Ahilya, a name, according to Hindu mythology, gained attraction due to allegations of extra-marital relationship with Indra. While some of the sources declare her a prey to Indra’s trickery and praise her loyalty to her husband but others condemn her adultery. Whatever may be the truth, the point to be noted is – punishment – the curse by her husband for infidelity to become stone for thousand years and another curse for Indra to lose his testicles.
A pious philosophy, underlying Section 497 IPC of not enabling the spouses to send each other to jail perhaps to save the children from this trauma, might be looking forward to move on now and seems to be stale one. Not because the current challenge in the Supreme Court, but as no such philosophy is shown to have been imbibed in other provisions which are prone to send the husband in jail at the instance of wife.
Before opening the arguments for or against adultery law in India, let us go through some more facts relating to the same context come across in professional capacity. A man came to me to pursue a divorce case against his wife on the ground of adultery. I, as usual, tried to explore the possibilities of settlement. His words, “What if she does it again?” made me speechless. Another man, different words, thereafter, “I cannot work with a fear in my mind of her unchaste behaviour” drove me towards the same sensation.
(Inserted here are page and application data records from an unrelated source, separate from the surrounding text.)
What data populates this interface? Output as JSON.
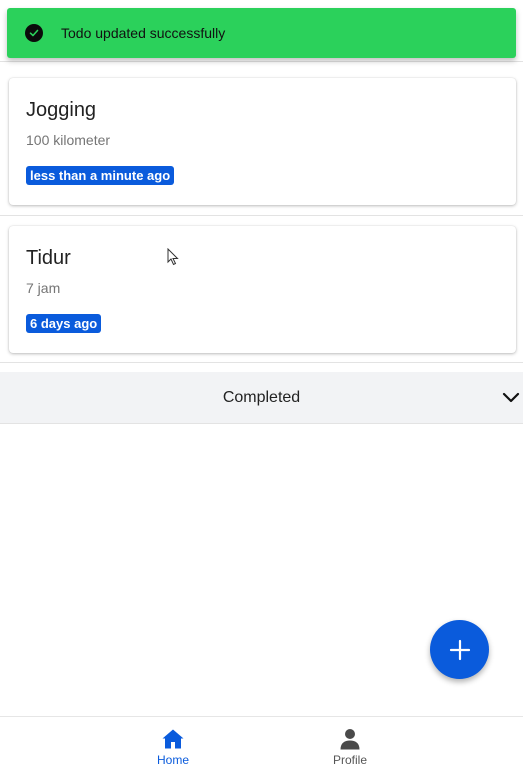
{
  "toast": {
    "message": "Todo updated successfully",
    "icon": "check-circle-icon",
    "color": "#2bd15b"
  },
  "todos": [
    {
      "title": "Jogging",
      "description": "100 kilometer",
      "time": "less than a minute ago"
    },
    {
      "title": "Tidur",
      "description": "7 jam",
      "time": "6 days ago"
    }
  ],
  "completed_section": {
    "label": "Completed",
    "icon": "chevron-down-icon"
  },
  "fab": {
    "icon": "plus-icon"
  },
  "bottom_nav": {
    "items": [
      {
        "label": "Home",
        "icon": "home-icon",
        "active": true
      },
      {
        "label": "Profile",
        "icon": "person-icon",
        "active": false
      }
    ]
  },
  "colors": {
    "accent": "#0a5bdc",
    "success": "#2bd15b"
  }
}
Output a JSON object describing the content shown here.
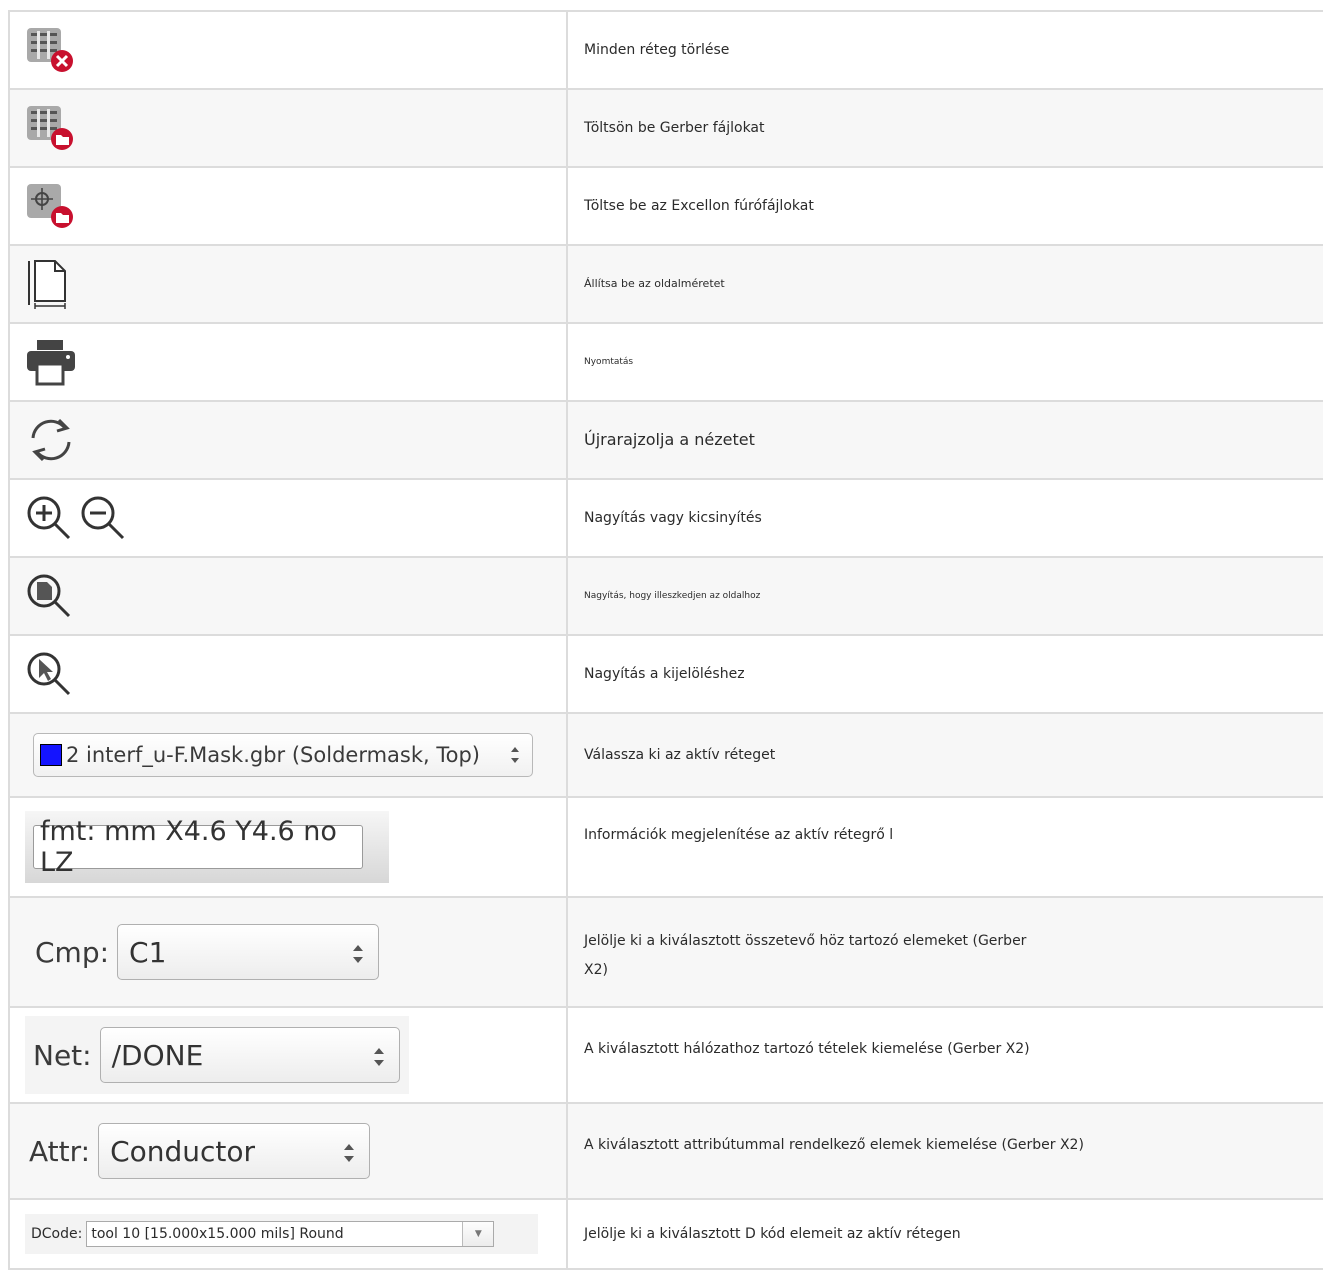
{
  "rows": [
    {
      "icon": "clear-layers-icon",
      "text": "Minden réteg törlése"
    },
    {
      "icon": "load-gerber-icon",
      "text": "Töltsön be Gerber fájlokat"
    },
    {
      "icon": "load-drill-icon",
      "text": "Töltse be az Excellon fúrófájlokat"
    },
    {
      "icon": "page-size-icon",
      "text": "Állítsa be az oldalméretet"
    },
    {
      "icon": "print-icon",
      "text": "Nyomtatás"
    },
    {
      "icon": "redraw-icon",
      "text": "Újrarajzolja a nézetet"
    },
    {
      "icon": "zoom-in-out-icon",
      "text": "Nagyítás vagy kicsinyítés"
    },
    {
      "icon": "zoom-fit-icon",
      "text": "Nagyítás, hogy illeszkedjen az oldalhoz"
    },
    {
      "icon": "zoom-selection-icon",
      "text": "Nagyítás a kijelöléshez"
    },
    {
      "icon": "layer-select-widget",
      "text": "Válassza ki az aktív réteget"
    },
    {
      "icon": "layer-info-widget",
      "text": "Információk megjelenítése az aktív rétegrő l"
    },
    {
      "icon": "component-select-widget",
      "text": "Jelölje ki a kiválasztott összetevő höz tartozó elemeket (Gerber",
      "text2": "X2)"
    },
    {
      "icon": "net-select-widget",
      "text": "A kiválasztott hálózathoz tartozó tételek kiemelése (Gerber X2)"
    },
    {
      "icon": "attribute-select-widget",
      "text": "A kiválasztott attribútummal rendelkező  elemek kiemelése (Gerber X2)"
    },
    {
      "icon": "dcode-select-widget",
      "text": "Jelölje ki a kiválasztott D kód elemeit az aktív rétegen"
    }
  ],
  "widgets": {
    "layer": {
      "value": "2 interf_u-F.Mask.gbr (Soldermask, Top)",
      "swatch_color": "#1414ff"
    },
    "fmt": {
      "value": "fmt: mm X4.6 Y4.6 no LZ"
    },
    "cmp": {
      "label": "Cmp:",
      "value": "C1"
    },
    "net": {
      "label": "Net:",
      "value": "/DONE"
    },
    "attr": {
      "label": "Attr:",
      "value": "Conductor"
    },
    "dcode": {
      "label": "DCode:",
      "value": "tool 10 [15.000x15.000 mils] Round"
    }
  },
  "colors": {
    "border": "#dcdcdc",
    "accent_red": "#c8102e",
    "icon_grey": "#a9a9a9"
  }
}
Moreover, a well known murder by K.M. Nanawati in order to take revenge from his wife’s paramour is also an example which reading with the above are sufficient to form a particular image of adultery in one’s mind.
Now coming to the point, a reference may be made to the words of Prof. HLA Hart i.e. “Legal system is a system of social rules” Hence, only the rules which fit in the social framework, can survive. Those which are not socially acceptable have to be discarded. Though theories of reformation and expiation have successfully taken their places in the modern criminal justice system still deterrence is must to maintain an orderly society.
“The law seems to be pro-women but is anti-women in a grave ostensible way. As if with the consent of the husband, wife can be subjected to someone else’s desire. That’s not Indian morality.” A recent observation of the Constitutional Bench while hearing a batch of petitions seeking quashing of Section 497 IPC, certainly, seems to be logical, however, smells like the provision is in danger.
Since 1951 (Yusuf Aziz vs State of Bombay) till date, the courts have been in favour of the provision and against the view of inclusion of women within the ambit of the provision. Despite rendering the arguments that the section governing adultery is in contravention of equality clauses of the Indian Constitution, the courts kept on setting the wives apart from the ambit of the law and thereby decided in favour of the provision.
The 42nd Law Commission of India Report (1971) and the Malimath Committee on Criminal Law Reforms (2003) had already recommended to modify the law to the effect that both the erring wife and the paramour be held equally liable for adultery. However, no modification or amendment has been made to this effect till date.
The question that when a paramour of the erring wife can be seen as adulterous, because of the infringement upon the sanctity of the matrimonial home, why a similar reasoning cannot be extended to an unmarried woman who wrecks the sanctity of the matrimonial home, remains unanswered by the courts.
Lord Macaulay may not have included the women within the purview of the provision considering the then social structure and prevalent male dominance. However, the current scenario is totally changed to that extent. Another angle is, by not putting women in an equally culpable position as men, a license is being given to them to commit and abet crime, is also important. Moreover, striking down the provision will further accelerate such immoral act and may cause more heinous incidents like K. M. Nanawati case.
The question is whether the law of adultery be strike down or sustained with certain modifications. If the Section is struck down from the pages of the IPC, it will again pave the way for men as a driving force to indulge in the immoral and illegal act of adultery. Striking down the provision will mean go and seduce the woman you want. The consequence being a ground for divorce only, the people will not hesitate to do so which is otherwise detrimental to the basic tenets of the Indian Culture. Therefore, considering the aforesaid discussion including the ancient Indian History, morality, professional experience, social framework and requisitions of time, change in the law is necessity. A deterrent provision for both erring wife and the paramour is need of the hour in order to maintain the balance in the society. Incorporation of recommendations of the 42nd Law Commission of India Report (1971) and the Malimath Committee on Criminal Law Reforms (2003) will certainly serve the purpose.
While advocating the aforesaid view, touching one more aspect is equally important. One collateral modification in Section 198(2) of CrPC is also required. As per this Section the husband is only “aggrieved party”. In other words, the husband of erring wife is victim of the crime and he is the only person who can prosecute the paramour through a court complaint. However, a woman whose husband has been indulged in adultery should also be termed as “aggrieved party” and then only the even handed justice can be meted out.
(This Article is Written By – Kunal Manav Advocate)